Dataset.
——————

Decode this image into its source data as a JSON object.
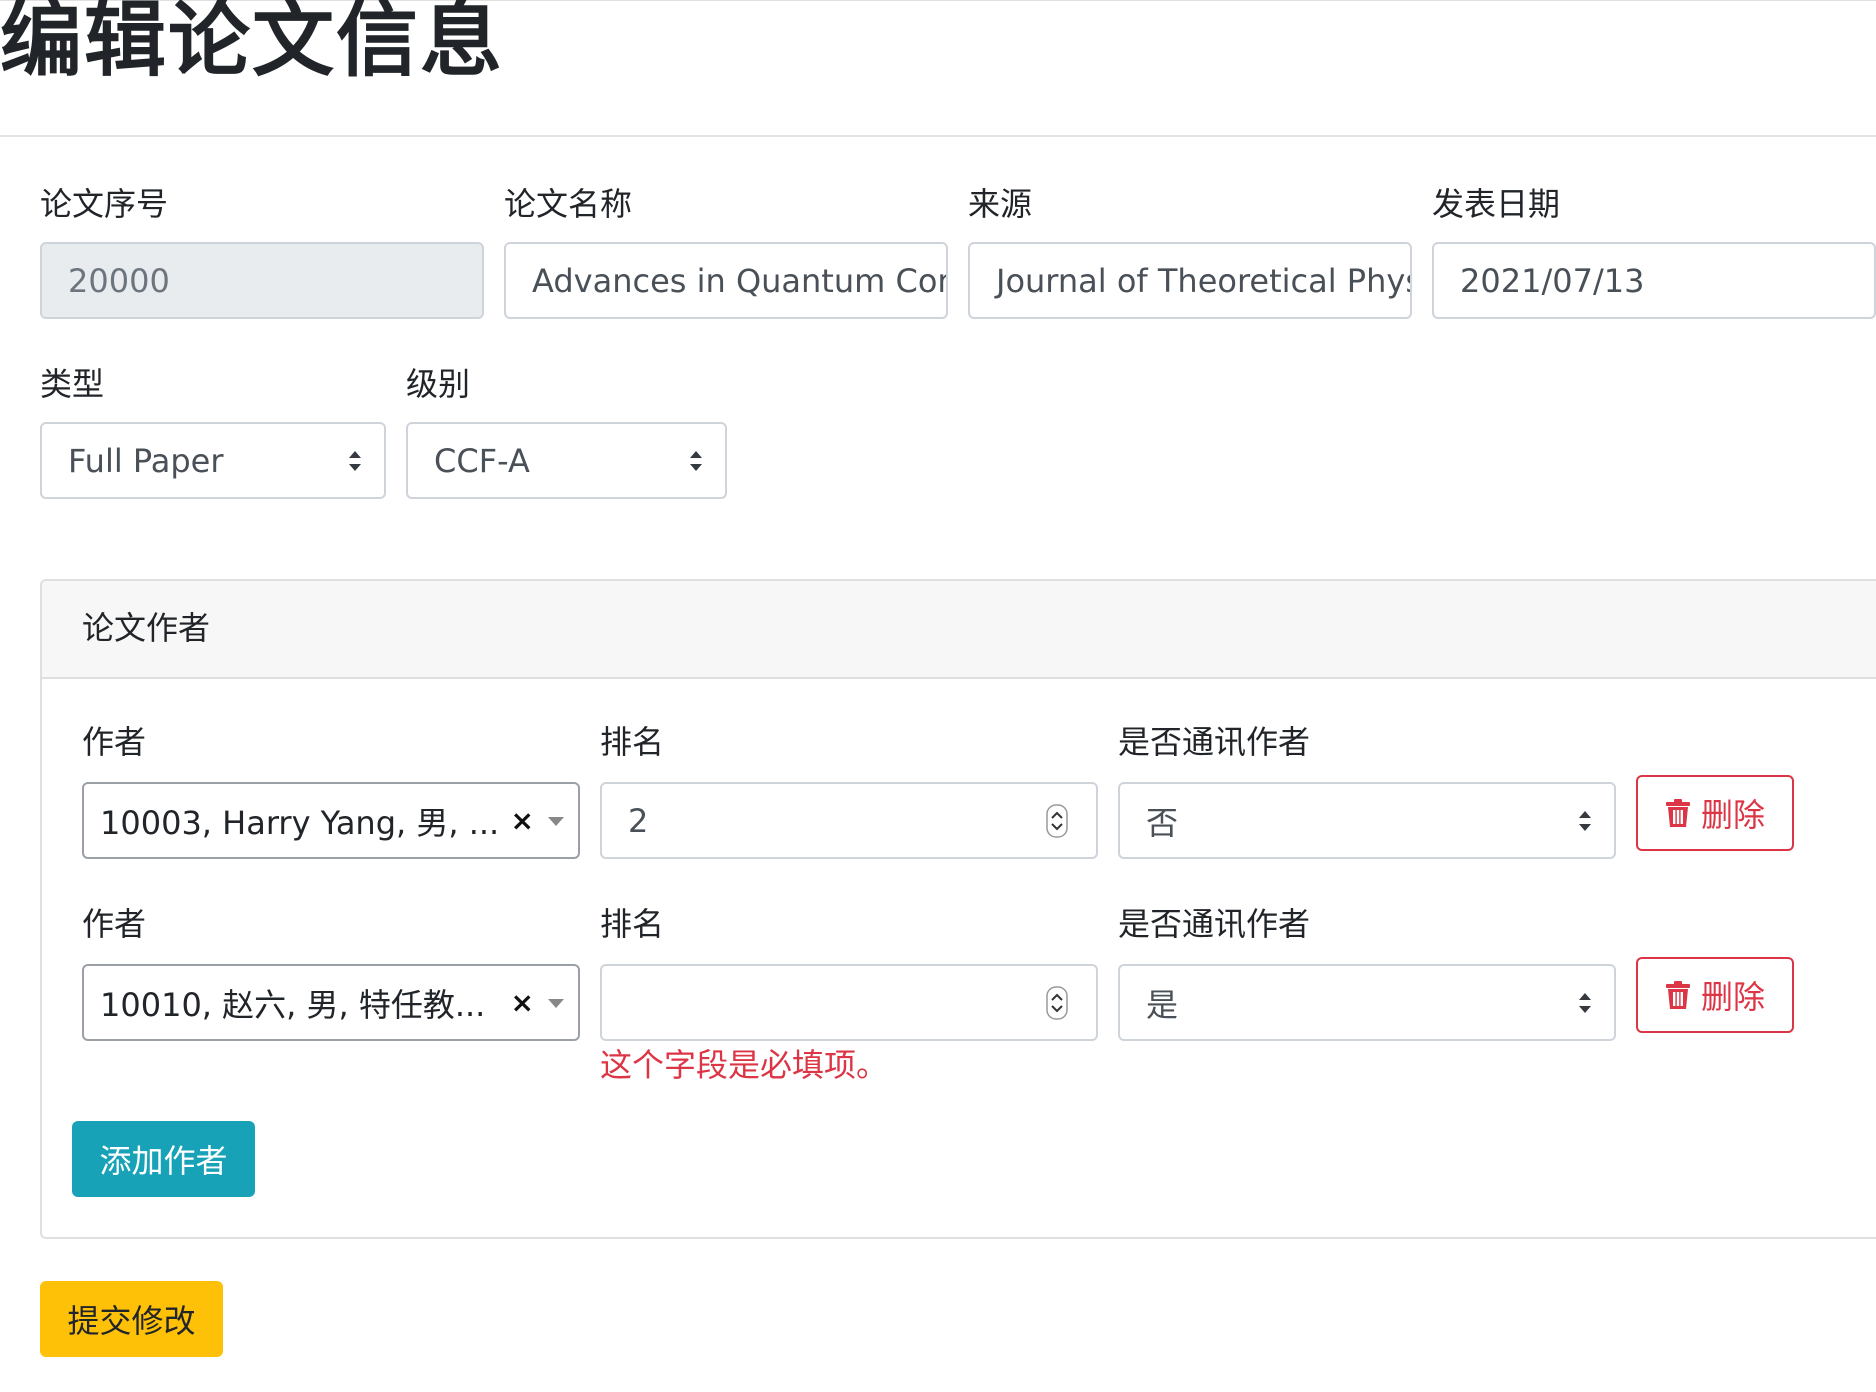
{
  "page": {
    "title": "编辑论文信息"
  },
  "paper": {
    "id_label": "论文序号",
    "id_value": "20000",
    "name_label": "论文名称",
    "name_value": "Advances in Quantum Com",
    "source_label": "来源",
    "source_value": "Journal of Theoretical Phys",
    "date_label": "发表日期",
    "date_value": "2021/07/13",
    "type_label": "类型",
    "type_value": "Full Paper",
    "level_label": "级别",
    "level_value": "CCF-A"
  },
  "authors": {
    "header": "论文作者",
    "rows": [
      {
        "author_label": "作者",
        "author_value": "10003, Harry Yang, 男, ...",
        "rank_label": "排名",
        "rank_value": "2",
        "corr_label": "是否通讯作者",
        "corr_value": "否",
        "delete_label": "删除"
      },
      {
        "author_label": "作者",
        "author_value": "10010, 赵六, 男, 特任教...",
        "rank_label": "排名",
        "rank_value": "",
        "corr_label": "是否通讯作者",
        "corr_value": "是",
        "delete_label": "删除",
        "error": "这个字段是必填项。"
      }
    ],
    "add_button": "添加作者"
  },
  "submit_button": "提交修改",
  "colors": {
    "danger": "#dc3545",
    "info": "#17a2b8",
    "warning": "#ffc107"
  },
  "icons": [
    "trash-icon",
    "select-arrows-icon",
    "spinner-icon",
    "clear-icon",
    "caret-down-icon"
  ]
}
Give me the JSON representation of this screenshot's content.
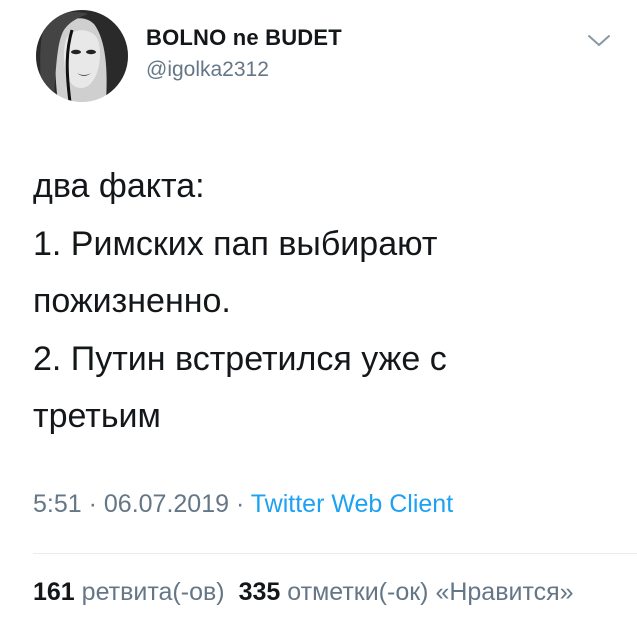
{
  "user": {
    "display_name": "BOLNO ne BUDET",
    "handle": "@igolka2312"
  },
  "tweet": {
    "text": "два факта:\n1. Римских пап выбирают\nпожизненно.\n2. Путин встретился уже с\nтретьим",
    "time": "5:51",
    "separator1": " · ",
    "date": "06.07.2019",
    "separator2": " · ",
    "source": "Twitter Web Client"
  },
  "stats": {
    "retweets_count": "161",
    "retweets_label": "ретвита(-ов)",
    "likes_count": "335",
    "likes_label": "отметки(-ок) «Нравится»"
  },
  "icons": {
    "avatar": "profile-photo",
    "caret": "chevron-down-icon"
  },
  "colors": {
    "text": "#14171a",
    "secondary": "#657786",
    "link": "#1da1f2"
  }
}
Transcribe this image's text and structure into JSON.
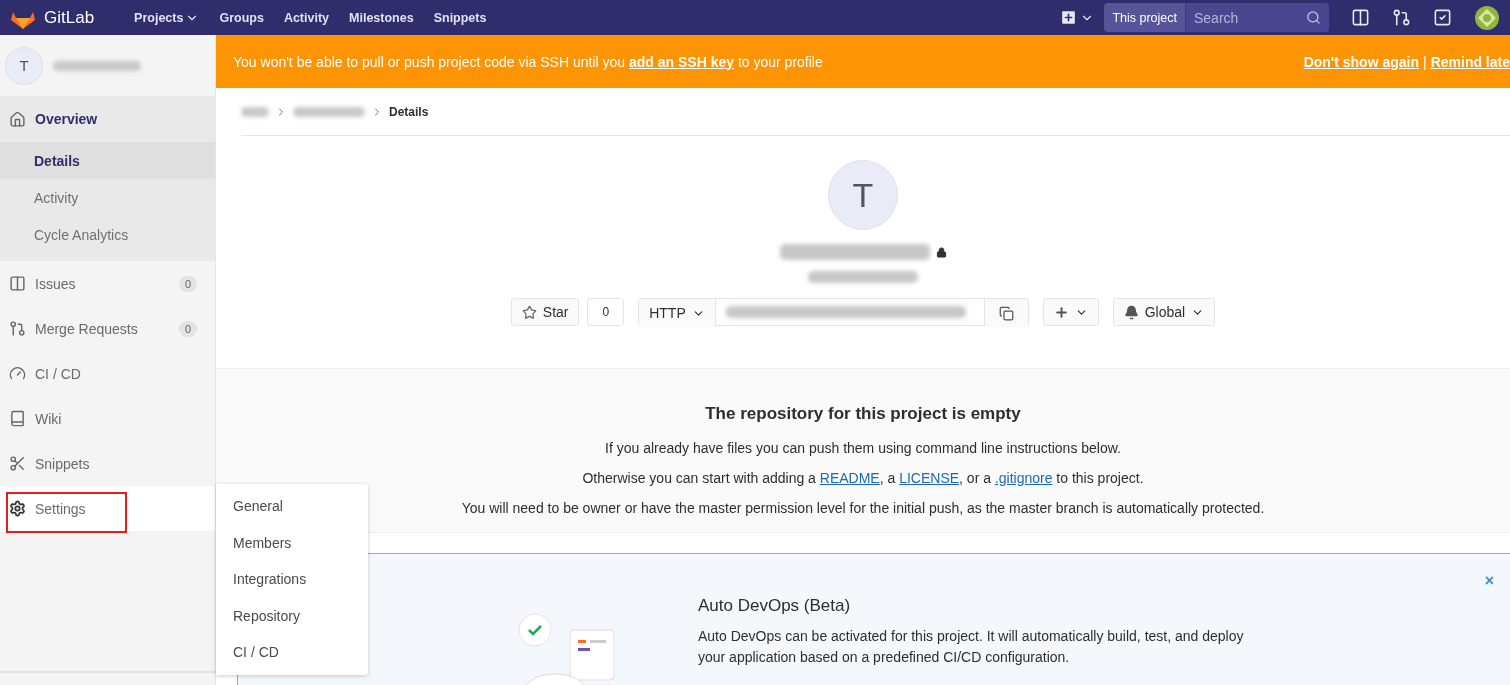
{
  "nav": {
    "brand": "GitLab",
    "links": [
      {
        "label": "Projects",
        "dropdown": true
      },
      {
        "label": "Groups",
        "dropdown": false
      },
      {
        "label": "Activity",
        "dropdown": false
      },
      {
        "label": "Milestones",
        "dropdown": false
      },
      {
        "label": "Snippets",
        "dropdown": false
      }
    ],
    "search": {
      "scope": "This project",
      "placeholder": "Search"
    }
  },
  "banner": {
    "before": "You won't be able to pull or push project code via SSH until you ",
    "link": "add an SSH key",
    "after": " to your profile",
    "actions": [
      "Don't show again",
      "|",
      "Remind late"
    ]
  },
  "sidebar": {
    "avatar": "T",
    "items": [
      {
        "kind": "section",
        "label": "Overview",
        "selected": true,
        "children": [
          {
            "label": "Details",
            "selected": true
          },
          {
            "label": "Activity",
            "selected": false
          },
          {
            "label": "Cycle Analytics",
            "selected": false
          }
        ]
      },
      {
        "kind": "item",
        "label": "Issues",
        "count": "0",
        "selected": false
      },
      {
        "kind": "item",
        "label": "Merge Requests",
        "count": "0",
        "selected": false
      },
      {
        "kind": "item",
        "label": "CI / CD",
        "selected": false
      },
      {
        "kind": "item",
        "label": "Wiki",
        "selected": false
      },
      {
        "kind": "item",
        "label": "Snippets",
        "selected": false
      },
      {
        "kind": "item",
        "label": "Settings",
        "selected": false,
        "highlighted": true,
        "flyout": [
          "General",
          "Members",
          "Integrations",
          "Repository",
          "CI / CD"
        ]
      }
    ]
  },
  "breadcrumb": {
    "current": "Details"
  },
  "project": {
    "avatar": "T",
    "star": {
      "label": "Star",
      "count": "0"
    },
    "clone": {
      "protocol": "HTTP"
    },
    "notification": "Global"
  },
  "empty_repo": {
    "title": "The repository for this project is empty",
    "lines": [
      [
        {
          "text": "If you already have files you can push them using command line instructions below."
        }
      ],
      [
        {
          "text": "Otherwise you can start with adding a "
        },
        {
          "link": "README"
        },
        {
          "text": ", a "
        },
        {
          "link": "LICENSE"
        },
        {
          "text": ", or a "
        },
        {
          "link": ".gitignore"
        },
        {
          "text": " to this project."
        }
      ],
      [
        {
          "text": "You will need to be owner or have the master permission level for the initial push, as the master branch is automatically protected."
        }
      ]
    ]
  },
  "auto_devops": {
    "title": "Auto DevOps (Beta)",
    "body": "Auto DevOps can be activated for this project. It will automatically build, test, and deploy your application based on a predefined CI/CD configuration.",
    "close": "×"
  }
}
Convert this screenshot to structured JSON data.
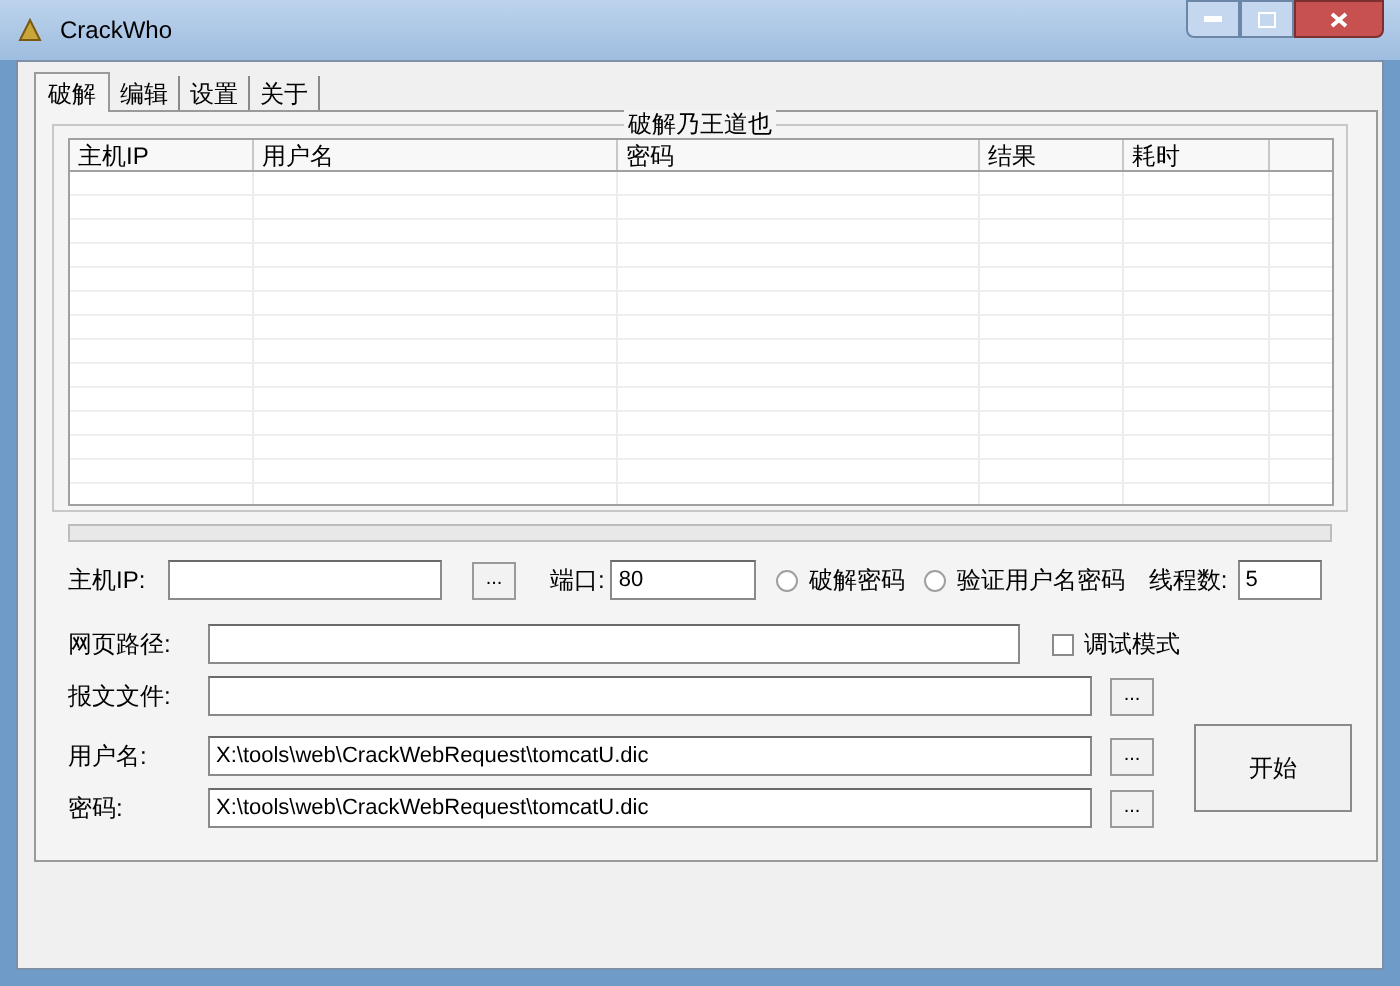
{
  "window": {
    "title": "CrackWho"
  },
  "tabs": [
    {
      "label": "破解",
      "selected": true
    },
    {
      "label": "编辑",
      "selected": false
    },
    {
      "label": "设置",
      "selected": false
    },
    {
      "label": "关于",
      "selected": false
    }
  ],
  "group": {
    "title": "破解乃王道也"
  },
  "table": {
    "columns": [
      "主机IP",
      "用户名",
      "密码",
      "结果",
      "耗时"
    ]
  },
  "progress": {
    "level": 0
  },
  "form": {
    "host_label": "主机IP:",
    "host_browse": "...",
    "port_label": "端口:",
    "port_value": "80",
    "radios": [
      {
        "label": "破解密码",
        "selected": false
      },
      {
        "label": "验证用户名密码",
        "selected": false
      }
    ],
    "threads_label": "线程数:",
    "threads_value": "5",
    "path_label": "网页路径:",
    "debug": {
      "label": "调试模式",
      "checked": false
    },
    "packet_label": "报文文件:",
    "packet_browse": "...",
    "user_label": "用户名:",
    "user_value": "X:\\tools\\web\\CrackWebRequest\\tomcatU.dic",
    "user_browse": "...",
    "pass_label": "密码:",
    "pass_value": "X:\\tools\\web\\CrackWebRequest\\tomcatU.dic",
    "pass_browse": "...",
    "start": "开始"
  }
}
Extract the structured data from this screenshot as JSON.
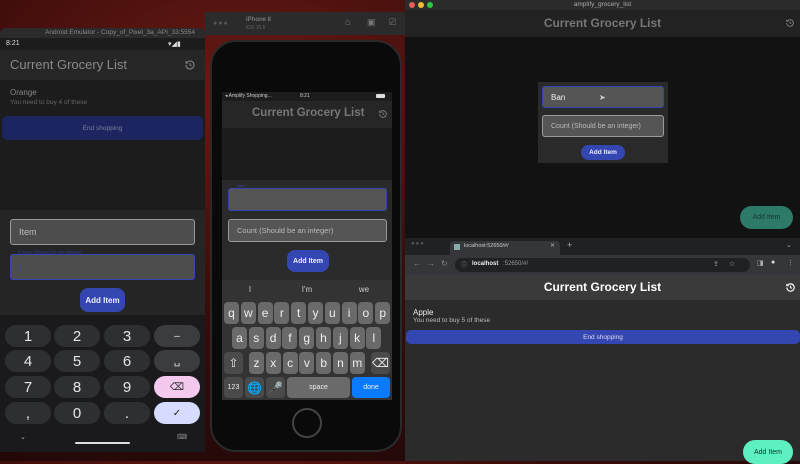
{
  "android": {
    "window_title": "Android Emulator - Copy_of_Pixel_3a_API_33:5554",
    "time": "8:21",
    "app_title": "Current Grocery List",
    "item_name": "Orange",
    "item_sub": "You need to buy 4 of these",
    "end_button": "End shopping",
    "item_placeholder": "Item",
    "count_label": "Count (Should be an integer)",
    "add_button": "Add Item",
    "keys": [
      "1",
      "2",
      "3",
      "–",
      "4",
      "5",
      "6",
      "␣",
      "7",
      "8",
      "9",
      "⌫",
      ",",
      "0",
      ".",
      "✓"
    ]
  },
  "iphone": {
    "sim_name": "iPhone 8",
    "sim_os": "iOS 15.5",
    "back_app": "◂ Amplify Shopping...",
    "time": "8:21",
    "app_title": "Current Grocery List",
    "item_label": "Item",
    "count_placeholder": "Count (Should be an integer)",
    "add_button": "Add Item",
    "suggestions": [
      "I",
      "I'm",
      "we"
    ],
    "row1": [
      "q",
      "w",
      "e",
      "r",
      "t",
      "y",
      "u",
      "i",
      "o",
      "p"
    ],
    "row2": [
      "a",
      "s",
      "d",
      "f",
      "g",
      "h",
      "j",
      "k",
      "l"
    ],
    "row3": [
      "z",
      "x",
      "c",
      "v",
      "b",
      "n",
      "m"
    ],
    "num_key": "123",
    "space_key": "space",
    "done_key": "done"
  },
  "mac": {
    "window_title": "amplify_grocery_list",
    "app_title": "Current Grocery List",
    "item_value": "Ban",
    "count_placeholder": "Count (Should be an integer)",
    "add_button": "Add Item",
    "fab": "Add Item"
  },
  "chrome": {
    "tab_title": "localhost:52650/#/",
    "url_host": "localhost",
    "url_rest": ":52650/#/",
    "app_title": "Current Grocery List",
    "item_name": "Apple",
    "item_sub": "You need to buy 5 of these",
    "end_button": "End shopping",
    "fab": "Add Item"
  },
  "colors": {
    "accent": "#3446b2",
    "fab_mac": "#2e7a68",
    "fab_web": "#5ef0c0",
    "ios_done": "#0a7aff"
  }
}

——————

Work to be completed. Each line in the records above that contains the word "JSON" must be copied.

Solution.
Decode this image into its source data as a JSON object.
Give me the JSON representation of this screenshot's content.
Transcribe this image's text and structure into JSON.
Convert this screenshot to structured JSON data.
Extract the structured data from this screenshot as JSON.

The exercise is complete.